When Bitcoin first popped up a few years ago, government officials didn’t know whether to treat the cryptocurrency as cash or an asset like gold or real estate.
It’s a small distinction that carried a big impact on taxes.
In 2014, the Australian Tax Office (ATO) made a draft ruling that bitcoins and other cryptocurrencies were not money or a foreign currency and therefore assets were subject to the Goods & Services Tax (GST) when acquired. The tax office viewed Bitcoin transactions as barter arrangements so buyers had to pay the GST.
"Tax laws never expected that people would create their own types of currency," said Joel Emery, a researcher at ANU College of Asia and the Pacific (CAP) who analysed cryptocurrency tax regulations.
"Bitcoin doesn’t perfectly fall into the category of money or commodities or some other type of asset, which makes it difficult for regulators."
Emery decided to write his honours thesis on the tax implications of cryptocurrencies in 2014 but found little information about it, especially in Australia. Bitcoins not only were new but the technology behind them was complex.
Bitcoins and other cryptocurrency rely on blockchain, an electronic ledger of bitcoin transactions that can be viewed publicly and very difficult to alter retroactively. Owners of Bitcoin use a private key – usually a 64-character string of letters and numbers – when selling their bitcoins to buyers. No third-party keeps track of transactions, and owners who lose their keys also lose their bitcoins.
Emery and his academic supervisors at CAP submitted papers to Parliament in 2014 that supported the idea of treating Bitcoin as currency to avoid double taxation. They also advocated that regulations should be placed on cryptocurrency intermediaries such as brokers rather than bitcoin owners. Additionally, ANU researchers participated in roundtable discussions on cryptocurrencies at Parliament House.

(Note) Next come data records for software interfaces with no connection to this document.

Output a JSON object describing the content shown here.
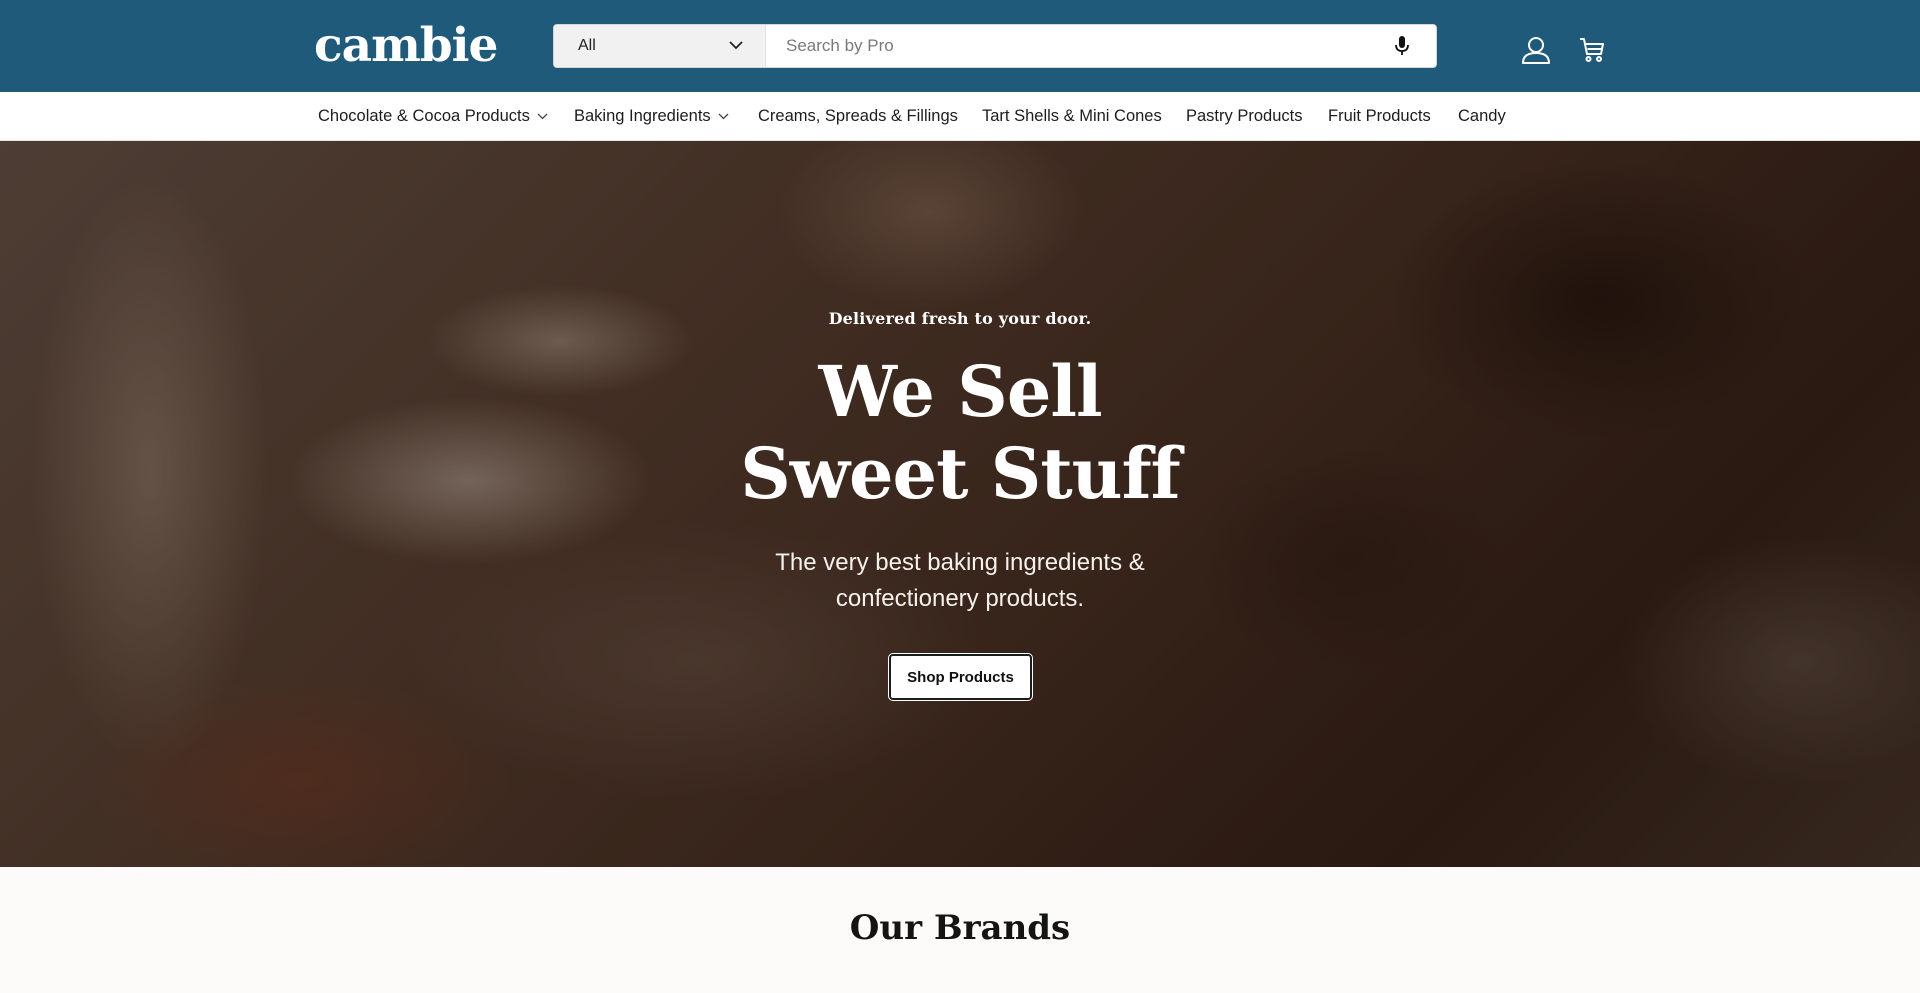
{
  "header": {
    "logo": "cambie",
    "search": {
      "category": "All",
      "placeholder": "Search by Pro"
    },
    "icons": {
      "mic": "microphone-icon",
      "account": "account-icon",
      "cart": "cart-icon"
    },
    "colors": {
      "background": "#1f5a7a"
    }
  },
  "nav": {
    "items": [
      {
        "label": "Chocolate & Cocoa Products",
        "dropdown": true
      },
      {
        "label": "Baking Ingredients",
        "dropdown": true
      },
      {
        "label": "Creams, Spreads & Fillings",
        "dropdown": false
      },
      {
        "label": "Tart Shells & Mini Cones",
        "dropdown": false
      },
      {
        "label": "Pastry Products",
        "dropdown": false
      },
      {
        "label": "Fruit Products",
        "dropdown": false
      },
      {
        "label": "Candy",
        "dropdown": false
      }
    ]
  },
  "hero": {
    "kicker": "Delivered fresh to your door.",
    "title_line1": "We Sell",
    "title_line2": "Sweet Stuff",
    "subtitle": "The very best baking ingredients & confectionery products.",
    "button_label": "Shop Products"
  },
  "brands": {
    "title": "Our Brands"
  }
}
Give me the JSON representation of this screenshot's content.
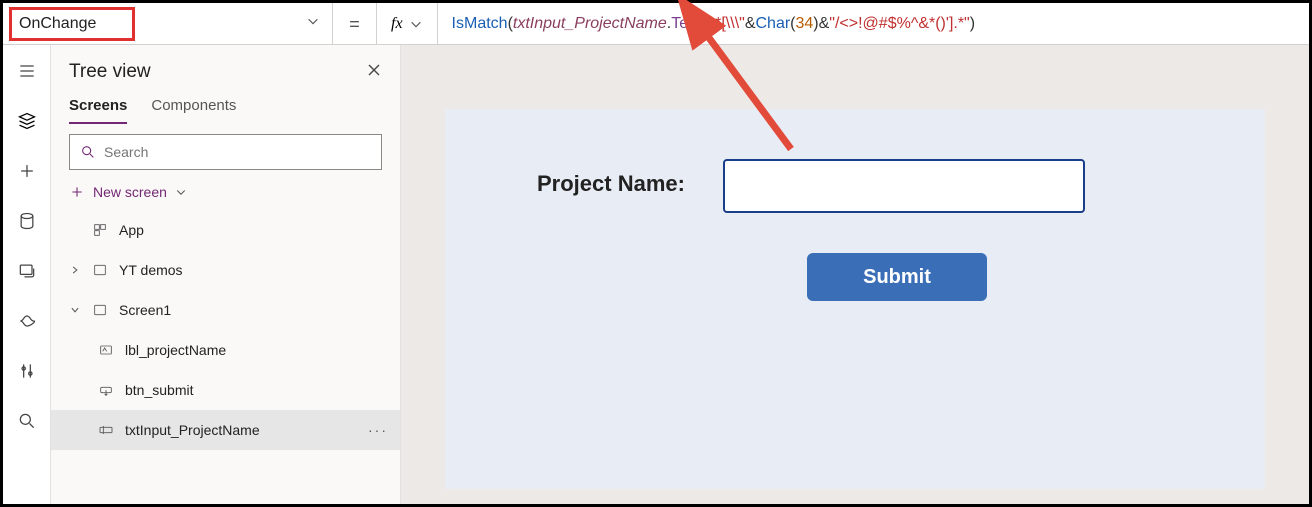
{
  "formula_bar": {
    "property": "OnChange",
    "equals": "=",
    "fx": "fx",
    "tokens": {
      "fn1": "IsMatch",
      "p1": "(",
      "id1": "txtInput_ProjectName",
      "dot": ".",
      "prop1": "Text",
      "c1": ",",
      "str1": "\".*[\\\\\\\"",
      "amp1": "&",
      "fn2": "Char",
      "p2": "(",
      "num1": "34",
      "p3": ")",
      "amp2": "&",
      "str2": "\"/<>!@#$%^&*()'].*\"",
      "p4": ")"
    }
  },
  "tree": {
    "title": "Tree view",
    "tabs": {
      "screens": "Screens",
      "components": "Components"
    },
    "search_placeholder": "Search",
    "new_screen": "New screen",
    "items": {
      "app": "App",
      "yt": "YT demos",
      "screen1": "Screen1",
      "lbl": "lbl_projectName",
      "btn": "btn_submit",
      "txt": "txtInput_ProjectName"
    }
  },
  "canvas": {
    "label": "Project Name:",
    "submit": "Submit"
  }
}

Ultimately, the ATO changed its policy in line with other nations and labelled Bitcoin as "money" so that purchasing cryptocurrencies would not trigger the GST. The tax office said its decision that took effect in 2017 made it more attractive for Australian digital currency businesses to operate.
Cryptocurrencies will continue to test policymakers in new ways. Not only has bitcoin’s value exploded from under $1 apiece in 2011 to reaching $10,000 six years later, in 2017, but companies have started to sell cryptocurrencies to raise capital in lieu of stock offerings.
Emery didn’t expect bitcoin to become a billion-dollar industry so quickly and was more intrigued about the intersection of tax laws with new technologies. He was surprised by the interest from the government and media about his tax analyses of Bitcoin.
"I didn’t expect working on an honours thesis as having as much an effect as it did," Emery said.
Research funded by: Australian Treasury Department
Related website: Tax and Transfer Policy Institute